Debate Students Compete at TFA State and Receive Academic All American Award

John Park, Managing Editor of News and Feature

Seniors Zach Jones and Josh Smith recently made it to Quarterfinals in CX and senior Phoenix Pittman made it to triple-octafinals in LD at the TFA State competition March 11-13. This tournament was held virtually and the students came up to the high school to compete.
“With this strange year, I [didn’t] really have any [expectations],” speech and debate coordinator Rory McKenzie said. “This is gravy at this point. We [had] some students who are state veterans who [hoped] to equal or better their performances. Our seniors definitely [wanted] to give this their best shot. We believe in the value of our activity and think that students who give up their time, and Spring Break, are already winning and growing.”
Besides the three seniors, juniors Aryan Patel and Gavin James, sophomore Sarah Kramer, and freshman Charlotte McConathy also qualified. After the first six preliminary rounds in CX, Smith was placed as top speaker and Jones was third, and their team was placed as top seed.
“Going into this tournament, we didn’t have very high expectations,” Smith said. “After not debating for about four months, having a successful run as we had was a really rewarding final experience with TFA.”

Going into this tournament, we didn’t have very high expectations. After not debating for about four months, having a successful run as we had was a really rewarding final experience with TFA. ”

— Senior Josh Smith


Jones, Smith, Pittman, and senior Brock Hines also recently received the Academic All American Award. According to the NSDA site, this award recognizes high school students who have earned the degree of Superior Distinction (750 points), completed at least 5 semesters of high school, demonstrated outstanding character and leadership, and earned a GPA of 3.7 on a 4.0 scale.
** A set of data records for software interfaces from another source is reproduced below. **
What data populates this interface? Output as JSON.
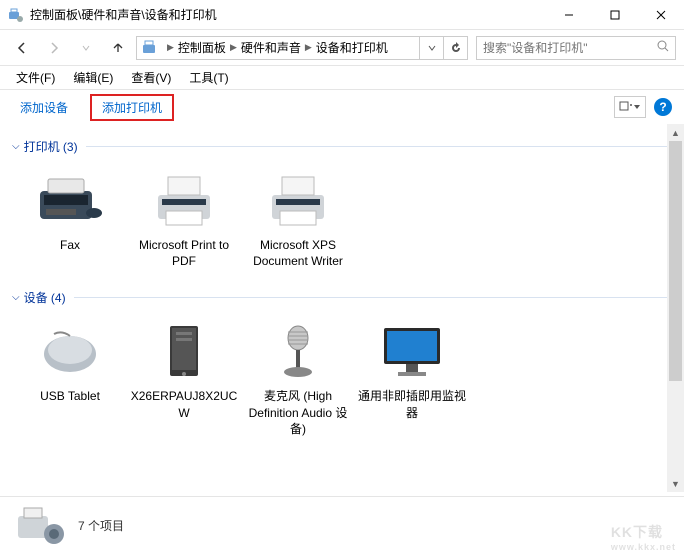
{
  "window": {
    "title": "控制面板\\硬件和声音\\设备和打印机"
  },
  "breadcrumbs": {
    "items": [
      "控制面板",
      "硬件和声音",
      "设备和打印机"
    ]
  },
  "search": {
    "placeholder": "搜索\"设备和打印机\""
  },
  "menubar": {
    "items": [
      "文件(F)",
      "编辑(E)",
      "查看(V)",
      "工具(T)"
    ]
  },
  "toolbar": {
    "add_device": "添加设备",
    "add_printer": "添加打印机"
  },
  "groups": {
    "printers": {
      "title": "打印机 (3)",
      "items": [
        {
          "label": "Fax",
          "icon": "fax"
        },
        {
          "label": "Microsoft Print to PDF",
          "icon": "printer"
        },
        {
          "label": "Microsoft XPS Document Writer",
          "icon": "printer"
        }
      ]
    },
    "devices": {
      "title": "设备 (4)",
      "items": [
        {
          "label": "USB Tablet",
          "icon": "mouse"
        },
        {
          "label": "X26ERPAUJ8X2UCW",
          "icon": "pc"
        },
        {
          "label": "麦克风 (High Definition Audio 设备)",
          "icon": "mic"
        },
        {
          "label": "通用非即插即用监视器",
          "icon": "monitor"
        }
      ]
    }
  },
  "statusbar": {
    "text": "7 个项目"
  },
  "help_glyph": "?",
  "watermark": {
    "top": "KK下载",
    "bottom": "www.kkx.net"
  }
}
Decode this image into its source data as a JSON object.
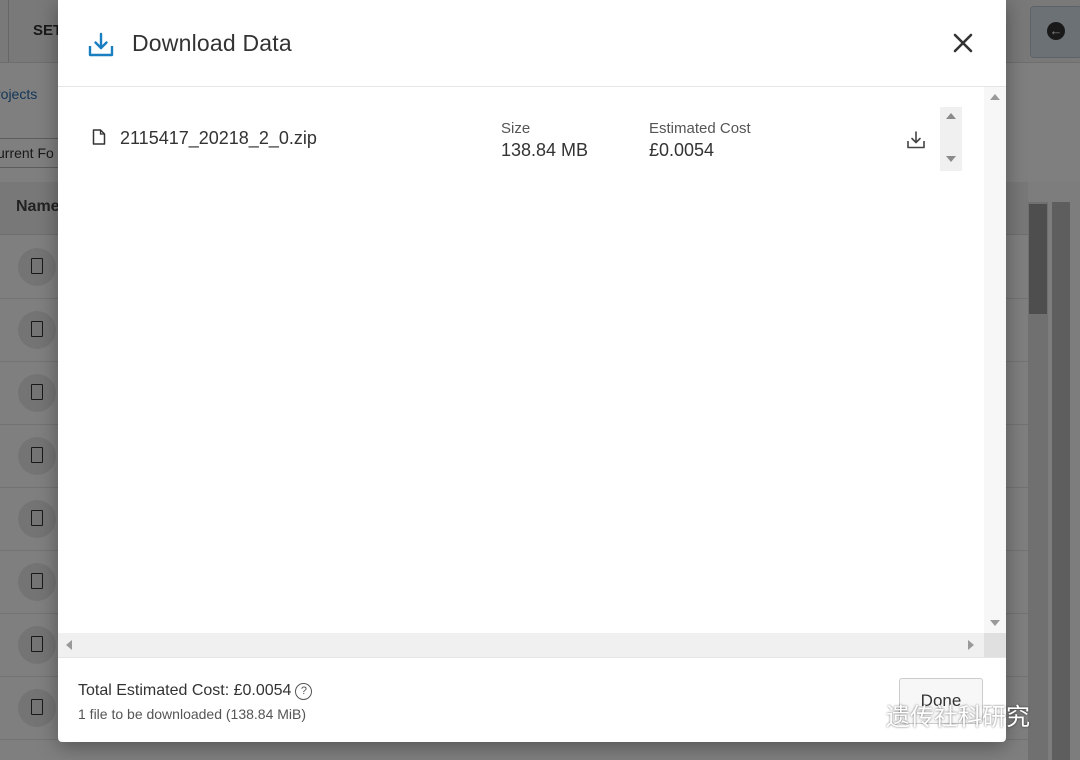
{
  "background": {
    "top_tab_label": "SET",
    "breadcrumb": "rojects",
    "folder_select": "urrent Fo",
    "table_header_name": "Name"
  },
  "modal": {
    "title": "Download Data",
    "file": {
      "name": "2115417_20218_2_0.zip",
      "size_label": "Size",
      "size_value": "138.84 MB",
      "cost_label": "Estimated Cost",
      "cost_value": "£0.0054"
    },
    "footer": {
      "total_cost": "Total Estimated Cost: £0.0054",
      "help_glyph": "?",
      "summary": "1 file to be downloaded (138.84 MiB)",
      "done_label": "Done"
    }
  },
  "watermark": {
    "text": "遗传社科研究"
  },
  "colors": {
    "accent": "#1a7fc1",
    "overlay": "#7d7d7d",
    "text": "#333333"
  },
  "icons": [
    "download-icon",
    "close-icon",
    "file-icon",
    "help-icon",
    "back-arrow-icon"
  ]
}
They also must have received an ACT score of 27 or higher, or a new SAT score of 1300 or higher.
“The award is a way to honor students who have competed at high degrees and continued their success in the classroom, and in their character,” McKenzie said. “It’s always a special honor because something like only 2% of students in the country earn it. It’s recognition for a dedicated and meaningful career.”